Cline responded on Aug. 26 claiming that "due to the poor quality of the copy [of the photo] I cannot identify the sign in the window," and asked for a better copy. Alternatively she offered to come and look at the manufacturer's label to verify date of manufacture.
Larry Kitsios, owner of Louis Pizza in the Wolfeboro Shopping Center across from Clarke Plaza, said he also got Cline's letter and claims his Open sign is grandfathered. "I have had a sign there since I bought the business," he said, well before the law was changed. Kitsios complained that the town makes it hard for people to run a business. "If you go on Route 28 toward either Alton or Ossipee you will see signs pointing you to Alton House of Pizza or Ossipee House of Pizza. Wolfeboro doesn't allow signs like that either."

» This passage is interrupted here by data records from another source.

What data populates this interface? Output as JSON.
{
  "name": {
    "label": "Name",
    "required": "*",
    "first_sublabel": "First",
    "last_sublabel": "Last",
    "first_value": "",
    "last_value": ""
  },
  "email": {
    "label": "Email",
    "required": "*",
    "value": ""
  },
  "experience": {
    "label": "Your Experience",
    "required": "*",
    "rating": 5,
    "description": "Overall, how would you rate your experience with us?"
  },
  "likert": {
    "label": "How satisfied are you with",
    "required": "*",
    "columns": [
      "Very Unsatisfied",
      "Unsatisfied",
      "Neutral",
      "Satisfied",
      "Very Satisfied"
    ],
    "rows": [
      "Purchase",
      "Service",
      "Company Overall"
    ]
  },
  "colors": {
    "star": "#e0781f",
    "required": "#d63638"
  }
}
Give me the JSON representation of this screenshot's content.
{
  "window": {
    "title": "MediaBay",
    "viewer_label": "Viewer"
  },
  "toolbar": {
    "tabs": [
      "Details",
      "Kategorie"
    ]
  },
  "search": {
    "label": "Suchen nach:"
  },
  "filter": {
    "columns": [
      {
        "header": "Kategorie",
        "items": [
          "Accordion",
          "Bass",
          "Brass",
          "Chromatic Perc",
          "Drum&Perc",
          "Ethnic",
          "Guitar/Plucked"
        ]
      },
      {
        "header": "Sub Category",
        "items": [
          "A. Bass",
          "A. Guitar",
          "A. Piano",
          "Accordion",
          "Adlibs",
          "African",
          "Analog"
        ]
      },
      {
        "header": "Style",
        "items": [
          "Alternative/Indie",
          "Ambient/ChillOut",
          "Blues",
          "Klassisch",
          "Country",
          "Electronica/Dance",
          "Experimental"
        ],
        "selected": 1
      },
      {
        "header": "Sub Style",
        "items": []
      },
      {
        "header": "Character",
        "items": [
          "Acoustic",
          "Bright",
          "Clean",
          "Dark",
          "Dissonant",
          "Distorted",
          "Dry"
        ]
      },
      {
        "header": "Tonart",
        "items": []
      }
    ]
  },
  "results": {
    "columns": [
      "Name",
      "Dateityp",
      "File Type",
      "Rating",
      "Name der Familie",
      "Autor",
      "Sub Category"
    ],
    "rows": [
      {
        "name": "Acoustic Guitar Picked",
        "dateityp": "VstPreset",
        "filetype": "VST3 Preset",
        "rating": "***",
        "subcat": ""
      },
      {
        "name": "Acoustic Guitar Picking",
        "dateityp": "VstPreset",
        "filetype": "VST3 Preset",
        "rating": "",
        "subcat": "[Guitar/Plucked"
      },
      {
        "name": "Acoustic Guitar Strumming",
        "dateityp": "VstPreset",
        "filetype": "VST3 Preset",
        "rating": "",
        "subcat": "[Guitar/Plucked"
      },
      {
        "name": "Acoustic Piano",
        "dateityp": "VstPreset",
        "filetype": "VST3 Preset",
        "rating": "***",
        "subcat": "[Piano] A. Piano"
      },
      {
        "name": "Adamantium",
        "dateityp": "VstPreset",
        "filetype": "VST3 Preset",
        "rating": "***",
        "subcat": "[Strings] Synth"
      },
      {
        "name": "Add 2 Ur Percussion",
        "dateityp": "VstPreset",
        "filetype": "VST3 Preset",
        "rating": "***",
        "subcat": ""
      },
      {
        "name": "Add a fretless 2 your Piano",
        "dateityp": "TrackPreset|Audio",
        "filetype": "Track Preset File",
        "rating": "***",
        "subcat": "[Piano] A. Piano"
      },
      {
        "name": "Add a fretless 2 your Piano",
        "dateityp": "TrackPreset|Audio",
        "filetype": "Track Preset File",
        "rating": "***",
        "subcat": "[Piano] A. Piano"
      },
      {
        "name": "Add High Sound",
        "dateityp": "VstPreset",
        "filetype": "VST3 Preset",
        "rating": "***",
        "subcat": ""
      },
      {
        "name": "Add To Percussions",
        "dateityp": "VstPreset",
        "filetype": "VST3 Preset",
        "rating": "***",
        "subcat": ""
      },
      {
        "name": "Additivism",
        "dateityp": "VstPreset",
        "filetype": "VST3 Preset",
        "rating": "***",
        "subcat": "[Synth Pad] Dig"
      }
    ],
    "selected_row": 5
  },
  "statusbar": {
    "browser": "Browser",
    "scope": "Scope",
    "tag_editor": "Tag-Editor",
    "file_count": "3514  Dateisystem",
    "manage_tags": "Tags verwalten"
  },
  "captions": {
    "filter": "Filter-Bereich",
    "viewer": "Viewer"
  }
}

A spokesman for Care Pharmacy said their lighted Open sign had been removed after Cline's letter was received. He noted that the sign helped people driving by on Center Street know whether his business was open, particularly in winter when it gets dark early and snow blocking panels make it difficult to see whether the store interior lights are on.
Wolfeboro Area Chamber of Commerce Executive Director Mary DeVries said she had not seen the Cline letter but said Chamber members were concerned about the town sign restrictions and enforcement, which were the subject of controversy in 2010, and that the Chamber played an active role in modifying the ordinance in 2011.
DeVries said the Chamber board would take up the subject at its next meeting.
An inquiry to Town Planner Rob Houseman on the scope of enforcement was unanswered at press time.